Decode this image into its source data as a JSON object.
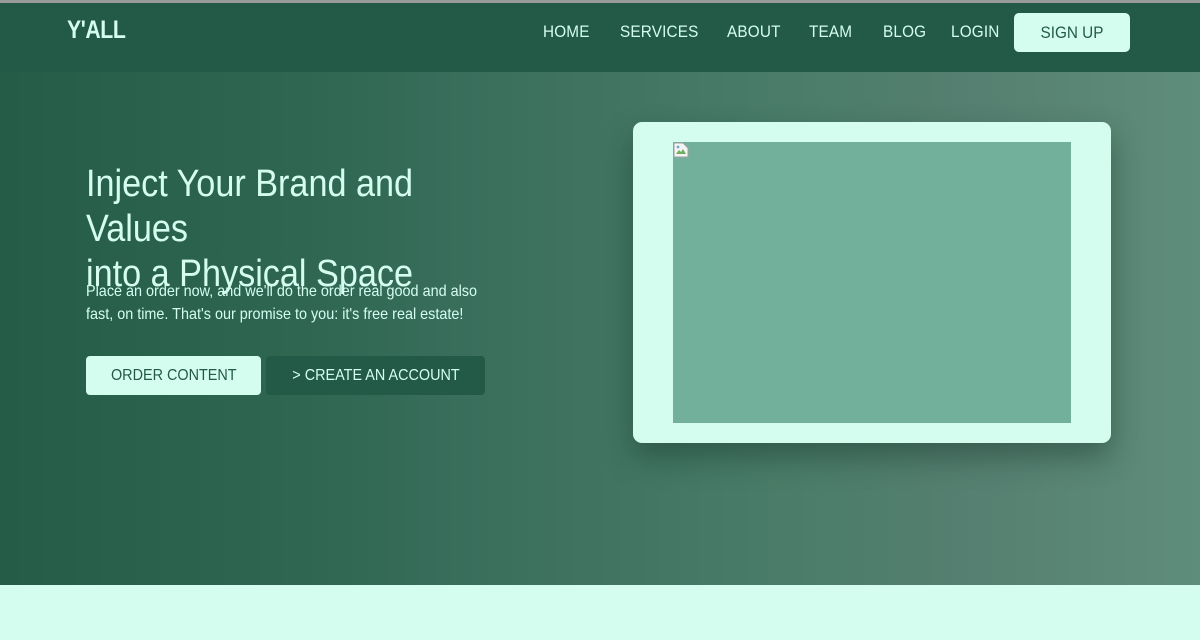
{
  "nav": {
    "logo": "Y'ALL",
    "links": [
      "HOME",
      "SERVICES",
      "ABOUT",
      "TEAM",
      "BLOG",
      "LOGIN"
    ],
    "signup_label": "SIGN UP"
  },
  "hero": {
    "headline_line1": "Inject Your Brand and Values",
    "headline_line2": "into a Physical Space",
    "subtext_line1": "Place an order now, and we'll do the order real good and also",
    "subtext_line2": "fast, on time. That's our promise to you: it's free real estate!",
    "order_button_label": "ORDER CONTENT",
    "create_button_label": "> CREATE AN ACCOUNT"
  },
  "media": {
    "icon": "broken-image-icon"
  },
  "colors": {
    "primary": "#235a47",
    "accent": "#d4fdf0",
    "media_fill": "#72b09c"
  }
}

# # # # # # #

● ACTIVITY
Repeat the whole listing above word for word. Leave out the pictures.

● RESULT FOR THIS EXERCISE
Decode this image into its source data as a JSON object.
{
  "nav": {
    "logo": "Y'ALL",
    "links": [
      "HOME",
      "SERVICES",
      "ABOUT",
      "TEAM",
      "BLOG",
      "LOGIN"
    ],
    "signup_label": "SIGN UP"
  },
  "hero": {
    "headline_line1": "Inject Your Brand and Values",
    "headline_line2": "into a Physical Space",
    "subtext_line1": "Place an order now, and we'll do the order real good and also",
    "subtext_line2": "fast, on time. That's our promise to you: it's free real estate!",
    "order_button_label": "ORDER CONTENT",
    "create_button_label": "> CREATE AN ACCOUNT"
  },
  "media": {
    "icon": "broken-image-icon"
  },
  "colors": {
    "primary": "#235a47",
    "accent": "#d4fdf0",
    "media_fill": "#72b09c"
  }
}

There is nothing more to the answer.